Plan an Event
Plan an Event
Entertaining at the Museum
Located just steps away from the Magnificent Mile, the Driehaus Museum provides a distinct and intimate setting for corporate entertaining and private events. Breathtaking yet intimate, this space is an immersive experience into the Gilded Age for your cocktail reception or seated dinner.
Few other venues in the United States can offer such an opulent setting for your event, as Samuel M. Nickerson spared no expense in the creation of his Marble Palace. With its marble-clad entrance hall; magnificently carved wooden interiors; and beautiful rooms, replete with iridescent mosaics and stained glass windows, the mansion exemplifies the very essence of Gilded Age luxury.
The mansion can accommodate a maximum of 125 standing guests for a cocktail reception. For dinner, a maximum of 100 seated guests may be accommodated.
Parking and Directions
Directions to the Museum, as well as specific parking and public transportation information, can be found on our visitor information page.
The Driehaus Museum is wheelchair accessible. Access to the building is via 50 E. Erie Street. For additional information or specific inquiries, please call 312 482 8933, ext. 22.
The Driehaus Museum Event Planning Office
Mansions and Millionaires: The McCormickville Walking Tour

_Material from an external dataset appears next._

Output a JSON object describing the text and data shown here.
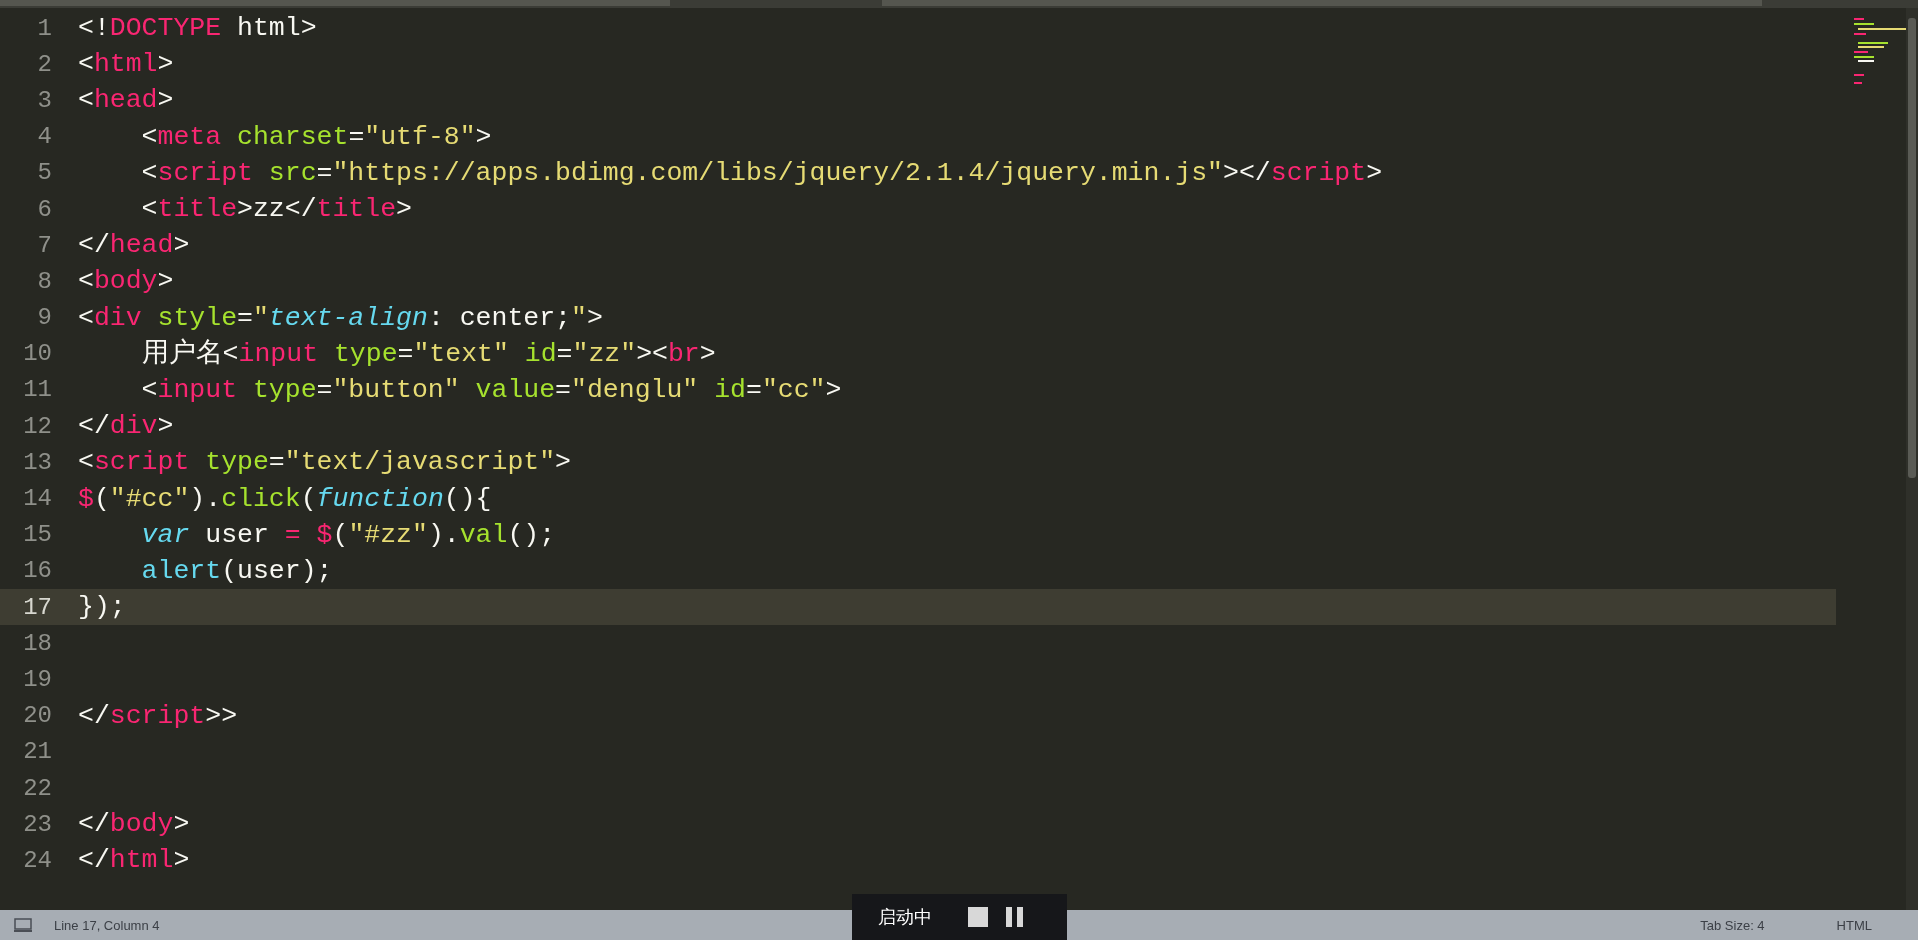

First and third Saturdays, May 3 through November 15
Step back in time to enjoy a special walking tour of Chicago's River North district, led by historian Sally Sexton Kalmbach. Read more
Nickerson Lecture: Achievements of the Low Art Tile Company
Thursday, September 18
The Low Art tile Company produced some of the finest ceramic tiles ever produced in the United States. Between 1878 and 1904 Low tiles were displayed in more than eighteen distributors showrooms around the United States, Canada and Britain. The talk will provide a window into the artistic world of late 19th century America. Read more
Nickerson Lecture: Gardens for a Beautiful America
Thursday, October 30
Gilded Age industrialism brought a new prosperity, but at the price of once pristine forests, rivers, and blue skies, devastated by continental railroad building and factory pollution. This lecture will explore the work of wealthy women and landscape architects to green America. Read more